Doing something well and doing something poorly both result in more work.
A job well done opens doors to new opportunities that require a higher level of performance. Poor work requires examining failure, making a second attempt, or correcting a course to focus on something else. In the end, the only difference between good work and poor work is the reward. Both add to the total sum of work to be done.
Time on the other hand remains unchanged. Regardless of who you are or where you live, everyone has the same twenty-four hours.
Work is infinite and time is finite. Work will expand to the amount of time given. And time doesn’t budge no matter what productivity hacks are employed.
You’ll never “finish” your work, so stop trying. Instead, simply find time to do your work then focus on doing it the best you can.

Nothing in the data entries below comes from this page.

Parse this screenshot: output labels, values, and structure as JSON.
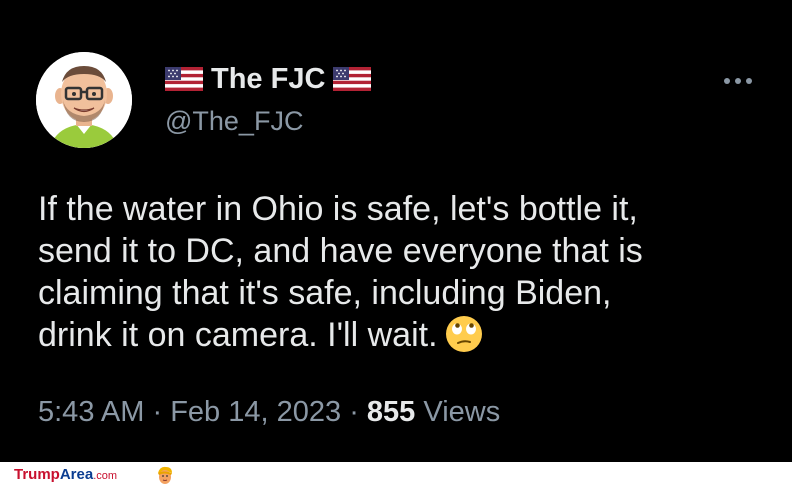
{
  "tweet": {
    "display_name": "The FJC",
    "handle": "@The_FJC",
    "flag_icon": "us-flag-icon",
    "more_icon": "ellipsis-icon",
    "text_lines": [
      "If the water in Ohio is safe, let's bottle it,",
      "send it to DC, and have everyone that is",
      "claiming that it's safe, including Biden,",
      "drink it on camera.  I'll wait."
    ],
    "emoji": "face-with-rolling-eyes-emoji",
    "time": "5:43 AM",
    "separator": "·",
    "date": "Feb 14, 2023",
    "views_count": "855",
    "views_label": "Views"
  },
  "footer": {
    "brand_part1": "Trump",
    "brand_part2": "Area",
    "brand_suffix": ".com",
    "logo_icon": "trump-face-icon"
  },
  "colors": {
    "background": "#000000",
    "primary_text": "#e7e9ea",
    "secondary_text": "#8b98a5",
    "brand_red": "#c8102e",
    "brand_blue": "#0b3d91"
  }
}
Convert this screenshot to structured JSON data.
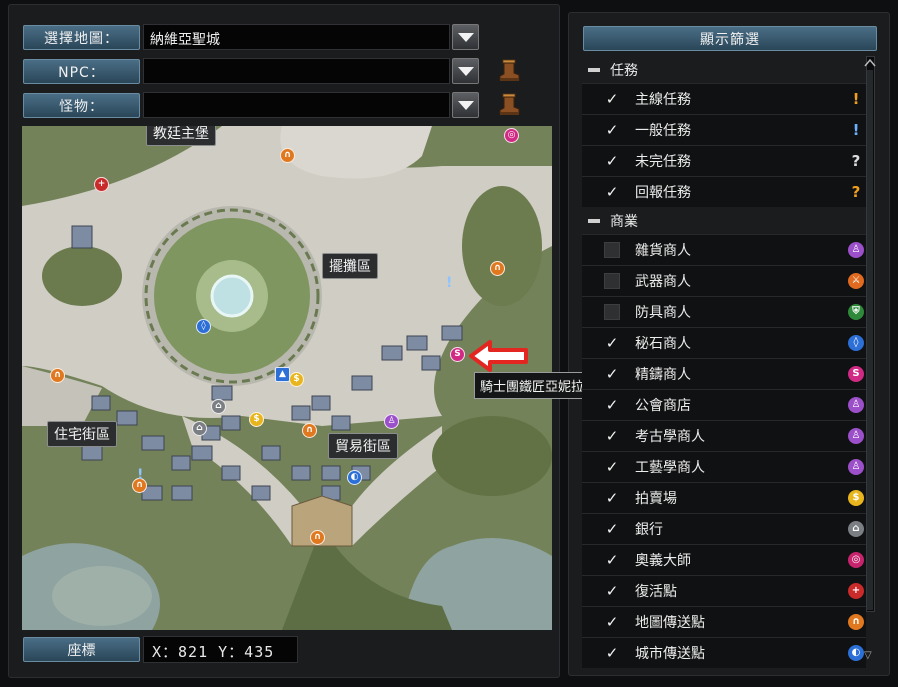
{
  "header": {
    "map_label": "選擇地圖：",
    "map_value": "納維亞聖城",
    "npc_label": "NPC：",
    "npc_value": "",
    "monster_label": "怪物：",
    "monster_value": ""
  },
  "map": {
    "labels": {
      "church": "教廷主堡",
      "stalls": "擺攤區",
      "residential": "住宅街區",
      "trade": "貿易街區"
    },
    "tooltip": "騎士團鐵匠亞妮拉絲",
    "arrow_color": "#e3261f"
  },
  "coords": {
    "label": "座標",
    "value": "X：821  Y：435"
  },
  "filter": {
    "title": "顯示篩選",
    "sections": [
      {
        "name": "任務",
        "items": [
          {
            "label": "主線任務",
            "checked": true,
            "icon": "exclamation-orange-icon"
          },
          {
            "label": "一般任務",
            "checked": true,
            "icon": "exclamation-blue-icon"
          },
          {
            "label": "未完任務",
            "checked": true,
            "icon": "question-white-icon"
          },
          {
            "label": "回報任務",
            "checked": true,
            "icon": "question-orange-icon"
          }
        ]
      },
      {
        "name": "商業",
        "items": [
          {
            "label": "雜貨商人",
            "checked": false,
            "icon": "general-store-icon",
            "color": "#9b4fc9"
          },
          {
            "label": "武器商人",
            "checked": false,
            "icon": "weapon-shop-icon",
            "color": "#e06a1f"
          },
          {
            "label": "防具商人",
            "checked": false,
            "icon": "armor-shop-icon",
            "color": "#2e8a3a"
          },
          {
            "label": "秘石商人",
            "checked": true,
            "icon": "stone-shop-icon",
            "color": "#2c6fd6"
          },
          {
            "label": "精鑄商人",
            "checked": true,
            "icon": "forge-shop-icon",
            "color": "#d12a85"
          },
          {
            "label": "公會商店",
            "checked": true,
            "icon": "guild-shop-icon",
            "color": "#9b4fc9"
          },
          {
            "label": "考古學商人",
            "checked": true,
            "icon": "archaeology-shop-icon",
            "color": "#9b4fc9"
          },
          {
            "label": "工藝學商人",
            "checked": true,
            "icon": "craft-shop-icon",
            "color": "#9b4fc9"
          },
          {
            "label": "拍賣場",
            "checked": true,
            "icon": "auction-icon",
            "color": "#e8b51d"
          },
          {
            "label": "銀行",
            "checked": true,
            "icon": "bank-icon",
            "color": "#7b7f84"
          },
          {
            "label": "奧義大師",
            "checked": true,
            "icon": "skill-master-icon",
            "color": "#c8246e"
          },
          {
            "label": "復活點",
            "checked": true,
            "icon": "revive-point-icon",
            "color": "#c92a2a"
          },
          {
            "label": "地圖傳送點",
            "checked": true,
            "icon": "map-teleport-icon",
            "color": "#e0781f"
          },
          {
            "label": "城市傳送點",
            "checked": true,
            "icon": "city-teleport-icon",
            "color": "#2c6fd6"
          }
        ]
      }
    ]
  }
}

“Finishing your work” is a contradiction in terms so blatant and so dangerous that it can lead to nervous breakdowns because it puts the pressure on the wrong places in your mind and habits.” — Kenneth Atchity, A Writer’s Time
Action: Take inventory of your time
Take out a sheet of paper.
Write the column headers; Like, Benefit, Sum, Activity, Hours spent at the top.
Next, take 15-30 minutes to assess where your time is going and rate each activity on a scale of 1 to 5.
Ask yourself how much you enjoy that particular activity, and the benefit it brings you in your capacity to “buy time”.
Find ways to get rid of anything below a sum of 5.
Until next time,